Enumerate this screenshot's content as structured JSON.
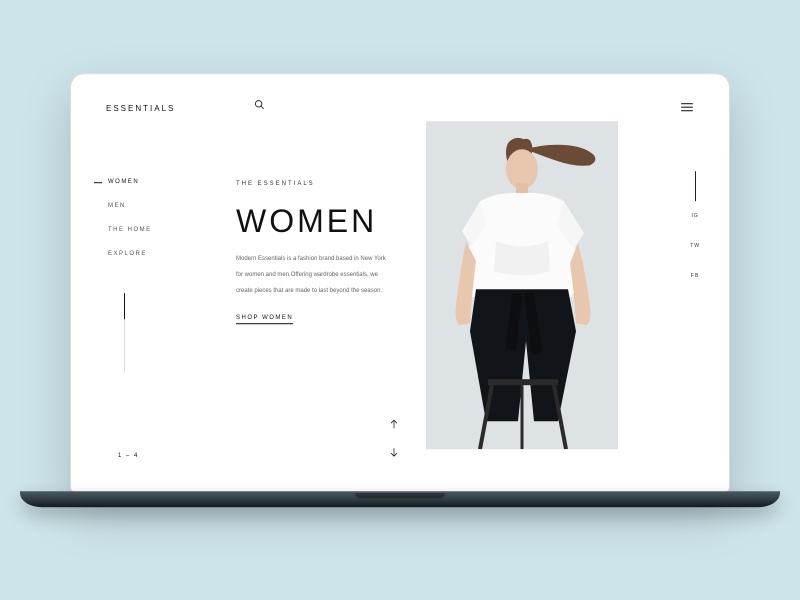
{
  "header": {
    "logo": "ESSENTIALS"
  },
  "sidebar": {
    "items": [
      {
        "label": "WOMEN"
      },
      {
        "label": "MEN"
      },
      {
        "label": "THE HOME"
      },
      {
        "label": "EXPLORE"
      }
    ]
  },
  "content": {
    "eyebrow": "THE ESSENTIALS",
    "heading": "WOMEN",
    "body1": "Modern Essentials is a fashion brand based in New York",
    "body2": "for women and men.Offering wardrobe essentials, we",
    "body3": "create pieces that are made to last beyond the season.",
    "cta": "SHOP WOMEN"
  },
  "pagination": {
    "label": "1 – 4"
  },
  "social": {
    "items": [
      {
        "label": "IG"
      },
      {
        "label": "TW"
      },
      {
        "label": "FB"
      }
    ]
  }
}
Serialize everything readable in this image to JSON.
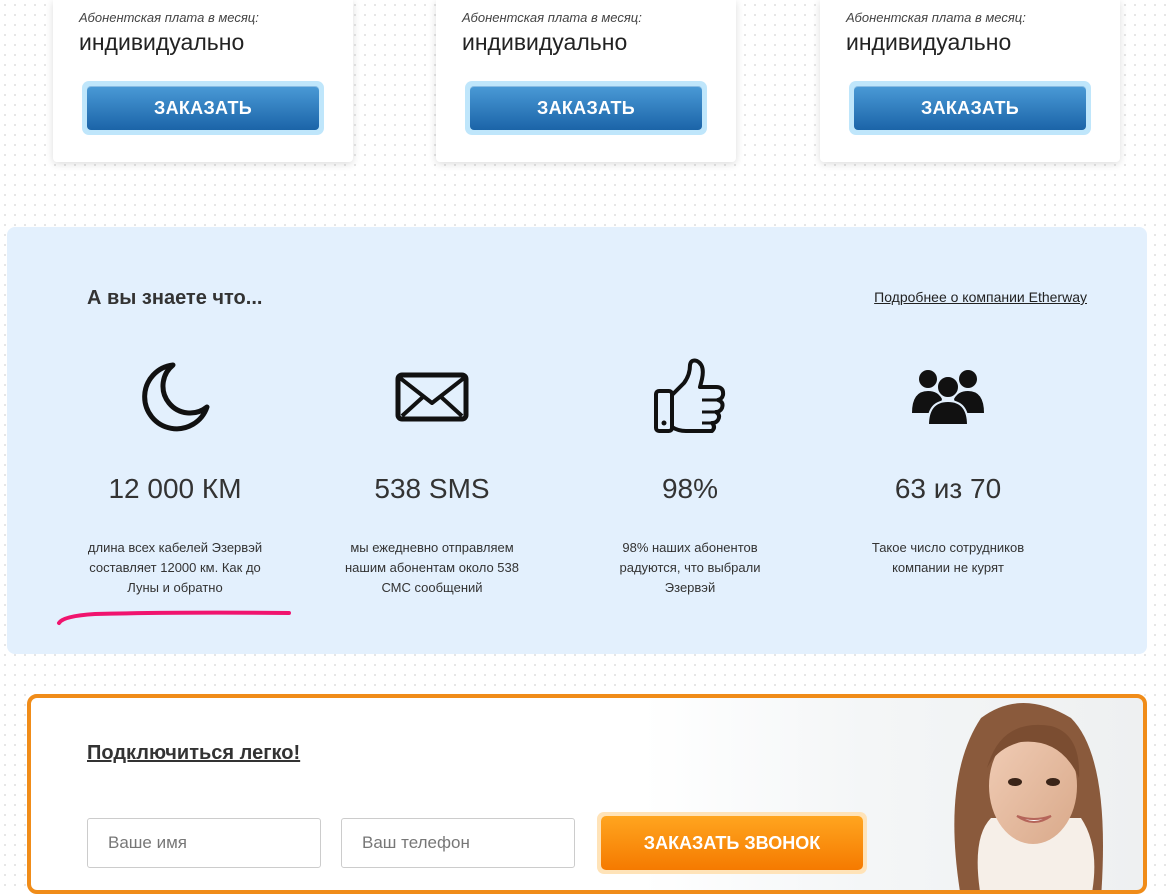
{
  "cards": [
    {
      "fee_label": "Абонентская плата в месяц:",
      "fee_value": "индивидуально",
      "button": "ЗАКАЗАТЬ"
    },
    {
      "fee_label": "Абонентская плата в месяц:",
      "fee_value": "индивидуально",
      "button": "ЗАКАЗАТЬ"
    },
    {
      "fee_label": "Абонентская плата в месяц:",
      "fee_value": "индивидуально",
      "button": "ЗАКАЗАТЬ"
    }
  ],
  "facts": {
    "title": "А вы знаете что...",
    "link": "Подробнее о компании Etherway",
    "items": [
      {
        "icon": "moon-icon",
        "value": "12 000 КМ",
        "desc": "длина всех кабелей Эзервэй составляет 12000 км. Как до Луны и обратно"
      },
      {
        "icon": "envelope-icon",
        "value": "538 SMS",
        "desc": "мы ежедневно отправляем нашим абонентам около 538 СМС сообщений"
      },
      {
        "icon": "thumbs-up-icon",
        "value": "98%",
        "desc": "98% наших абонентов радуются, что выбрали Эзервэй"
      },
      {
        "icon": "users-icon",
        "value": "63 из 70",
        "desc": "Такое число сотрудников компании не курят"
      }
    ],
    "highlight_color": "#f0146e"
  },
  "connect": {
    "title": "Подключиться легко!",
    "name_placeholder": "Ваше имя",
    "phone_placeholder": "Ваш телефон",
    "button": "ЗАКАЗАТЬ ЗВОНОК"
  },
  "colors": {
    "accent_blue": "#1b64a8",
    "accent_orange": "#f57a00",
    "facts_bg": "#e3f0fd"
  }
}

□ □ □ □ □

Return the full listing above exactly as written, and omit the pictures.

Enumerate this screenshot's content as structured JSON.
{
  "header": {
    "logo": "ESSENTIALS"
  },
  "sidebar": {
    "items": [
      {
        "label": "WOMEN"
      },
      {
        "label": "MEN"
      },
      {
        "label": "THE HOME"
      },
      {
        "label": "EXPLORE"
      }
    ]
  },
  "content": {
    "eyebrow": "THE ESSENTIALS",
    "heading": "WOMEN",
    "body1": "Modern Essentials is a fashion brand based in New York",
    "body2": "for women and men.Offering wardrobe essentials, we",
    "body3": "create pieces that are made to last beyond the season.",
    "cta": "SHOP WOMEN"
  },
  "pagination": {
    "label": "1 – 4"
  },
  "social": {
    "items": [
      {
        "label": "IG"
      },
      {
        "label": "TW"
      },
      {
        "label": "FB"
      }
    ]
  }
}
Serialize everything readable in this image to JSON.
{
  "cards": [
    {
      "fee_label": "Абонентская плата в месяц:",
      "fee_value": "индивидуально",
      "button": "ЗАКАЗАТЬ"
    },
    {
      "fee_label": "Абонентская плата в месяц:",
      "fee_value": "индивидуально",
      "button": "ЗАКАЗАТЬ"
    },
    {
      "fee_label": "Абонентская плата в месяц:",
      "fee_value": "индивидуально",
      "button": "ЗАКАЗАТЬ"
    }
  ],
  "facts": {
    "title": "А вы знаете что...",
    "link": "Подробнее о компании Etherway",
    "items": [
      {
        "icon": "moon-icon",
        "value": "12 000 КМ",
        "desc": "длина всех кабелей Эзервэй составляет 12000 км. Как до Луны и обратно"
      },
      {
        "icon": "envelope-icon",
        "value": "538 SMS",
        "desc": "мы ежедневно отправляем нашим абонентам около 538 СМС сообщений"
      },
      {
        "icon": "thumbs-up-icon",
        "value": "98%",
        "desc": "98% наших абонентов радуются, что выбрали Эзервэй"
      },
      {
        "icon": "users-icon",
        "value": "63 из 70",
        "desc": "Такое число сотрудников компании не курят"
      }
    ],
    "highlight_color": "#f0146e"
  },
  "connect": {
    "title": "Подключиться легко!",
    "name_placeholder": "Ваше имя",
    "phone_placeholder": "Ваш телефон",
    "button": "ЗАКАЗАТЬ ЗВОНОК"
  },
  "colors": {
    "accent_blue": "#1b64a8",
    "accent_orange": "#f57a00",
    "facts_bg": "#e3f0fd"
  }
}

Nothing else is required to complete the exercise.